if you visit a beach that does not have an attending lifeguard, the following are visible signs from the shore that will make it easy to identify the existence of rip currents:

  • Areas of choppy waves resembling the surface of water seen in an agitated washing machine
  • Cloudy areas of water/sand plumes – may indicate that a rip current is forming as sand is washed from the bottom as water heads seaward.
  • Additionally, a bathing area with potholes, moving sand, and a strong movement of water seaward indicates the presence of a rip current.
Sargassum seaweed is being pulled back into the ocean via a rip current at Manzanilla Beach on April 22nd, 2021.
Sargassum seaweed is being pulled back into the ocean via a rip current at Manzanilla Beach on April 22nd, 2021.

In fact, on sargassum-laden beaches like Manzanilla or Mayaro, you can use the seaweed to track the rip current as it is pulled back into the ocean.

Surviving a rip current

If caught in a rip current, your action can determine your fate.
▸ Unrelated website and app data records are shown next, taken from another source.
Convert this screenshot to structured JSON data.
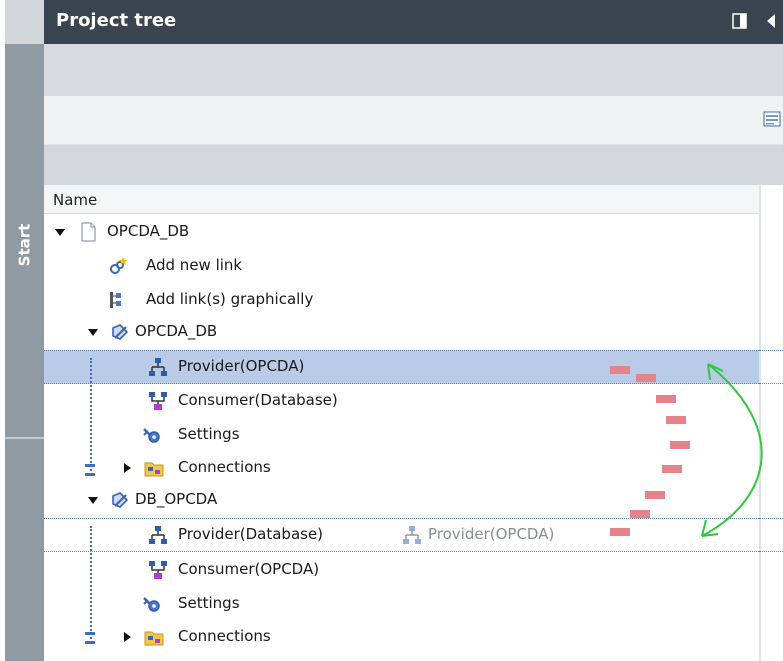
{
  "panel": {
    "title": "Project tree",
    "side_label": "Start",
    "column_header": "Name"
  },
  "tree": {
    "root_label": "OPCDA_DB",
    "add_new_link": "Add new link",
    "add_links_graphically": "Add link(s) graphically",
    "link1": {
      "label": "OPCDA_DB",
      "provider": "Provider(OPCDA)",
      "consumer": "Consumer(Database)",
      "settings": "Settings",
      "connections": "Connections"
    },
    "link2": {
      "label": "DB_OPCDA",
      "provider": "Provider(Database)",
      "drag_ghost": "Provider(OPCDA)",
      "consumer": "Consumer(OPCDA)",
      "settings": "Settings",
      "connections": "Connections"
    }
  },
  "colors": {
    "header_bg": "#39444e",
    "rail_bg": "#8f9aa3",
    "selection_bg": "#b9cbe6",
    "arrow": "#2ec73f",
    "dash_marker": "#e5838a"
  },
  "icons": [
    "collapse-panel-icon",
    "pin-icon",
    "list-view-icon",
    "document-icon",
    "add-link-icon",
    "graphical-link-icon",
    "link-icon",
    "provider-icon",
    "consumer-icon",
    "settings-icon",
    "connections-folder-icon"
  ]
}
It would help if you remained as calm as possible, as panicking can cost you your life. In addition, you need to conserve energy. Do not attempt to swim against the current or the shore, as even the weakest rips move fast than most can swim. If you try to fight the current, you may expend all your energy, leading to tragic consequences.

The best thing you can do is stay afloat and attempt to signal that you need help. If the rip is circulating, it will eventually bring you back to a sand bar or to breaking waves that will take you back to the shore. If someone is caught in the current, floatable items such as cooler covers and boogie boards can be thrown to the person to lend assistance.

The second option will only work for good swimmers. You can try to swim perpendicular to the shore. However, research has shown there is a 50/50 chance you will be swimming against the hazardous current.

Beach Safety Tips

  • Learn to swim.
  • Generally, it is advised that non-swimmers not bathe beyond waist depth.
  • Under strong current conditions, bathers should not float for fun on rubber tires and other inflatables.
  • Never swim under the influence of alcohol.
  • Never swim alone.
  • Note the red flags (they indicate dangerous areas to bathe).  
  • Swim between the red/yellow flags (areas for safe bathing). Ask the lifeguards on duty if you are unsure what the flags mean.
  • For maximum safety, swim near a lifeguard.
  • Obey all instructions and orders from lifeguards. Local residents usually know of rip currents and other hazards – ask them.
  • Be cautious, observant, and aware of your surroundings at ALL times.
  • Don’t assume! Great weather for the beach does not always mean it is safe to swim or even play in the shallows. Rip currents can form on clear and sunny days.
  • If in doubt, DO NOT go in!


Related Posts